Kynurenine Pathway in Cisplatin-Resistant Lung Cancer
Nguyen et al. Page 105
Cisplatin resistance (CR) is a pervasive hurdle in the clinical management of lung cancer, but CR cells display alterations in oxidative metabolism (OXMET) which may represent a means of enhancing or extending the efficacy of cisplatin therapy. In this study, Nguyen and colleagues show that CR lung cancer cells also upregulate IDO1, the first step in the kynurenine pathway, in response to increased intracellular reactive oxygen species (ROS) generated by OXMET. Ablation or inhibition of IDO1 caused an increase in ROS abundance, which subsequently impeded proliferation in CR lung cancer cells. Finally, increased abundance of immunosuppressive regulatory T cells was observed in mice bearing CR tumors, owing to the role of kynurenine in T cell reprogramming. These observations collectively shed new light on both the biology of CR lung cancers and the potential utility of IDO1 inhibitors, which are currently under active investigation as experimental therapeutics.

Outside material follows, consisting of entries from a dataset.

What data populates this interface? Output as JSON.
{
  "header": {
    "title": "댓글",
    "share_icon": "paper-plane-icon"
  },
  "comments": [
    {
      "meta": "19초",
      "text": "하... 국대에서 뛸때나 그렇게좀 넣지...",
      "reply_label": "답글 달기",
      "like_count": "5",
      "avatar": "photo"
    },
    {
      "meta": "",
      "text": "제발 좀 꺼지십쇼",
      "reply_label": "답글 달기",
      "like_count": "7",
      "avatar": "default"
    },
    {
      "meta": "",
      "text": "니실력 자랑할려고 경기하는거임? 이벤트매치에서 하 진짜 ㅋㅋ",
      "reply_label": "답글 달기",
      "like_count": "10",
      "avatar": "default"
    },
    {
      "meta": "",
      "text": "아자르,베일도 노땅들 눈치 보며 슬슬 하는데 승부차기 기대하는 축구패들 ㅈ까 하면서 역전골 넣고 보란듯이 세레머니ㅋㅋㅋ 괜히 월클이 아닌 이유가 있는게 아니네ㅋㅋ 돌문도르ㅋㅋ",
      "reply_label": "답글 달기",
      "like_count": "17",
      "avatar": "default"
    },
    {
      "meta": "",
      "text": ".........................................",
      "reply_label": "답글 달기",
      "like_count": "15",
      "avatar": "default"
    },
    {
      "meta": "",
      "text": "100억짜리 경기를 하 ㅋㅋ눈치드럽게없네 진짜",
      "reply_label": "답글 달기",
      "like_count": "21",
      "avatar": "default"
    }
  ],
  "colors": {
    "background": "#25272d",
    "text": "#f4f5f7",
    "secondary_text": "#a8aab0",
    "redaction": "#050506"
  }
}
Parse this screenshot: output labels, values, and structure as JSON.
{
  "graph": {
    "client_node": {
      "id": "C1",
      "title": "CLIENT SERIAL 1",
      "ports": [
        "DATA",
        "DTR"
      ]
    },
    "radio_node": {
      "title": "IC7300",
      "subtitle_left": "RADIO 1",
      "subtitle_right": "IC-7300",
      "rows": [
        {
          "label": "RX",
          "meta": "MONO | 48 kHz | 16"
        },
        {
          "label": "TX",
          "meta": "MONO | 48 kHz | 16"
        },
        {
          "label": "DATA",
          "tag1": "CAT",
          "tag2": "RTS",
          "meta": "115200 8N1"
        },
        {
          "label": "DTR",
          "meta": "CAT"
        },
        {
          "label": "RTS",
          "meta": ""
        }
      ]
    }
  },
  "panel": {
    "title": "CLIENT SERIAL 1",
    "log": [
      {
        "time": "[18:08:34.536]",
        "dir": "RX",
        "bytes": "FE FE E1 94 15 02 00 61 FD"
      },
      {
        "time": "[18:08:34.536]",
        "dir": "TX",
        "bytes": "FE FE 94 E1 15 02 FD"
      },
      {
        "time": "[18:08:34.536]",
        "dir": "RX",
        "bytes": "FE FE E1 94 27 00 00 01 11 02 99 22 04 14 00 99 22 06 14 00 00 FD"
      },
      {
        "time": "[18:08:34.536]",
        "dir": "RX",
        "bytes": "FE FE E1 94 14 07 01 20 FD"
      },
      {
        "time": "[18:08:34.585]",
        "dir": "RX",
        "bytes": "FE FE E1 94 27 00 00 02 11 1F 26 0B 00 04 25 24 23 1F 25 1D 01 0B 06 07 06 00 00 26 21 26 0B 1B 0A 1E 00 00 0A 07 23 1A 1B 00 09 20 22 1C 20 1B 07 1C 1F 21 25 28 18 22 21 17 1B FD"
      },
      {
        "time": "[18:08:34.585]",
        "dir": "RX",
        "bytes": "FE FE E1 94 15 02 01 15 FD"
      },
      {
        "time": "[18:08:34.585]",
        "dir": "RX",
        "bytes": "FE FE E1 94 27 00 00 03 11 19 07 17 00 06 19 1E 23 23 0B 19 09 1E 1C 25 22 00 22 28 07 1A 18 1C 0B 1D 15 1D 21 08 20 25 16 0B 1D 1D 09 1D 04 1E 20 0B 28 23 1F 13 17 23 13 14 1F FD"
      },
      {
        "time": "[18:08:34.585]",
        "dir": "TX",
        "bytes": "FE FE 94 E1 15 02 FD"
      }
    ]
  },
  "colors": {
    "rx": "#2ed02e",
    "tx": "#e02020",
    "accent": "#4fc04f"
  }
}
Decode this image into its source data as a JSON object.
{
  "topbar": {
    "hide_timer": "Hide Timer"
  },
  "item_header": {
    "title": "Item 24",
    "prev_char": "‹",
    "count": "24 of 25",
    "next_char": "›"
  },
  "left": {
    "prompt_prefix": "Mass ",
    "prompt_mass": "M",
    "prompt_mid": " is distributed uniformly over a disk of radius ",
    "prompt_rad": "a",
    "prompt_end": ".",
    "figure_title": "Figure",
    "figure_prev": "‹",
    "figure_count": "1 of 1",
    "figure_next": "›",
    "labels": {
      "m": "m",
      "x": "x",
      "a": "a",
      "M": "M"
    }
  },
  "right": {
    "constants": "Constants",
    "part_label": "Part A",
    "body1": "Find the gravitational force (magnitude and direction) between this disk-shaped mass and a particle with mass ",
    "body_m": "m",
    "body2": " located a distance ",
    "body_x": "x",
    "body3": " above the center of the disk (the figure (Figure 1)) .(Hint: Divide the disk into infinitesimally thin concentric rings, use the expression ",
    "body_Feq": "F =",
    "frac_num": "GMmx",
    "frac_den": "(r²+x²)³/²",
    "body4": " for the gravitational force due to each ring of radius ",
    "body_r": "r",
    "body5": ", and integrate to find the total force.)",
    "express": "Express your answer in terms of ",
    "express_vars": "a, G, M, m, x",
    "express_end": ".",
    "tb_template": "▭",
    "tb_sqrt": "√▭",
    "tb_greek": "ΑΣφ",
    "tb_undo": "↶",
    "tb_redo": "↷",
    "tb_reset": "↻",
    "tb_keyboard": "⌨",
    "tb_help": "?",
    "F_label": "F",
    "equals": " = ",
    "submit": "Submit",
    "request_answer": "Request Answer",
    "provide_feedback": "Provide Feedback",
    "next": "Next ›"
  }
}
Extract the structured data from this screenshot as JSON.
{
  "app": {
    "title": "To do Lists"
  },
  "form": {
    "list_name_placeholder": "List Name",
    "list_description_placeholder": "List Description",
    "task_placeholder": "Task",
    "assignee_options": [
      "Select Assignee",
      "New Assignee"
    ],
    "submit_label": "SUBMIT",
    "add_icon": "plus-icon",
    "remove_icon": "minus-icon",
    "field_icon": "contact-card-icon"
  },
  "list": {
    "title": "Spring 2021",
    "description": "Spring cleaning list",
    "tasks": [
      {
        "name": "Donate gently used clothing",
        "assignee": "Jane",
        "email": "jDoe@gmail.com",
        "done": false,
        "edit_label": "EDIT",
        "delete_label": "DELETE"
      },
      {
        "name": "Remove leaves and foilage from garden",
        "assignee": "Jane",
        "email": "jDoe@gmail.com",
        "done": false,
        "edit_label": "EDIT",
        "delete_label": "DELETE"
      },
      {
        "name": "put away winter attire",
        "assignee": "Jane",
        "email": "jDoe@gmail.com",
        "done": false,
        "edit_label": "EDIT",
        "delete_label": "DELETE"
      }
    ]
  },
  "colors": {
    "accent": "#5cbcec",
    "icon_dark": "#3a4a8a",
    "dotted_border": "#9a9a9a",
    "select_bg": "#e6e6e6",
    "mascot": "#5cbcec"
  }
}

Reverting Colorectal Cancer Cells to Normal-like Cells
Lee et al. Page 118
Genetic and epigenetic alterations progressively rewire gene expression networks in tumor cells, leading to the emergence of malignant phenotypes. Here, Lee and colleagues demonstrate the feasibility of reversing colorectal cancer cells to post-mitotic, normal-like cells via an epigenetic mechanism. To identify transcription factors (TF) that control the differentiated state, the authors constructed a gene regulatory network using transcriptomic data from normal colon mucosa. Network analysis identified the histone methyltransferase SETDB1 as a key disruptor of the normal differentiation: expression of SETDB1 impeded the function of key lineage-determining TFs, thus undermining the differentiated state. Accordingly, depletion of SETDB1 from colorectal cancer cells restored lineage TF function and reverted the cellular transcriptome back to a normal-like state. Taken together, the data provide proof of concep. for a new therapeutic method that returns cancer cells to a non-malignant state rather than seeking to eliminate them through cytotoxic modalities.
Role of PRMT6 in Lung Tumor Progression
Avasarala et al. Page 166
Amplification of protein arginine methyltransferases (PRMTs), including PRMT6, is a known indicator of poor prognosis in lung cancer. However, given the limited substrate specificity of PRMT6, its precise role in regulating tumor cell biology is poorly defined. Using a novel, inducible in vivo model of PRMT6 over-expression, Avasarala and colleagues have now defined a new, non-catalytic role for PRMT6 in lung cancer tumorigenesis and disease progression. Analysis of PRMT6-associated proteins identified a previously unknown interaction between PRMT6 and ILF2, which collaborated to promote accumulation of pro-tumorigenic tumor-associated macrophages (TAM). Mechanistically, PRMT6-ILF2 signaling was shown to directly regulate the expression of macrophage migration inhibitory factor (MIF), which was recently shown to drive alternative activation of TAM. This study offers the first in vivo insight into the disease relevance of PRMT6 in lung cancer and presents a novel mouse model to further define its in vivo functions in the lung.